Mr. Speaker, as a new government, we are reviewing every program in every department. What we have to recognize is that Canada has registered almost record low unemployment rates, 6.4% last month. That is a miraculous achievement.

We have to focus on getting more people prepared and skilled and into the workforce. That is what we have to do. That is what we are focusing on. That is why we announced our new program yesterday to help older workers participate in the workforce, not pension them off and have them sitting outside. Let us let them contribute. Let us get everybody back to work.

Older workersOral Questions

October 18th, 2006 / 2:55 p.m.

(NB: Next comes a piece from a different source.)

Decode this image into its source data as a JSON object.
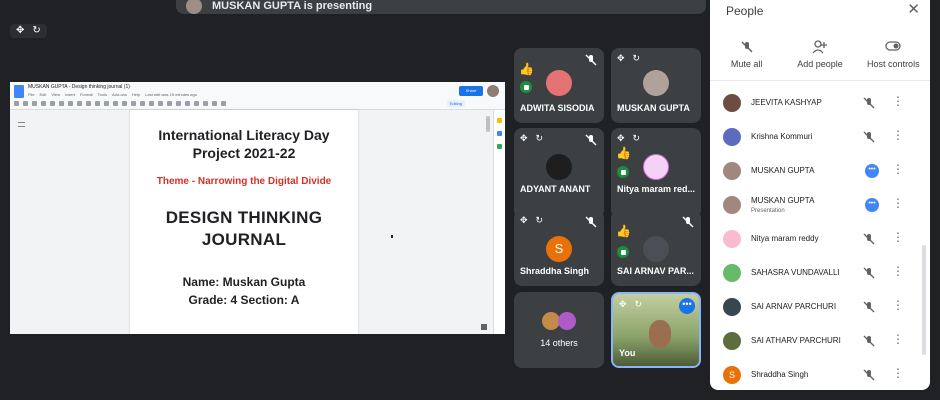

Liberal

Jean Lapierre Liberal Outremont, QC

Mr. Speaker, my question is for the Minister of Industry.

Why is he trying to hide behind the Quebec government? Minister Michelle Courchesne just said that she is disappointed with the program. It does not at all meet workers' expectations, it has an adverse impact on Montreal and Quebec City, and it is not an early retirement plan. In fact, his program is nothing but a band-aid solution to a serious problem, a bridge to welfare. Will the minister admit it?

Older workersOral Questions

2:55 p.m.

Beauce Québec

Conservative

Maxime Bernier ConservativeMinister of Industry

Mr. Speaker, the information that the hon. member for Outremont has is contradicted by what the Quebec government just told us moments ago, namely that it is going to take advantage of the program and that this is an interesting initiative for Quebec workers.

I want to ask the hon. member for Outremont what his government's priorities were? The former government had 76 priorities just before the House was dissolved. However, none of these 76 priorities was related to older workers.

Foreign AffairsOral Questions

2:55 p.m.

Conservative

Gord Brown Conservative Leeds—Grenville, ON

Mr. Speaker, it is reported that Chinese border guards fired on a group of about 70 unarmed Tibetans who were attempting to cross the border from China into Nepal. A 17-year-old nun was killed. The guards also reportedly took some Tibetans into custody, mostly children aged six to eight.

Could the Minister of Foreign Affairs tell the House what representation has been made to the Chinese government and what measures are being taken to have these children returned to their families?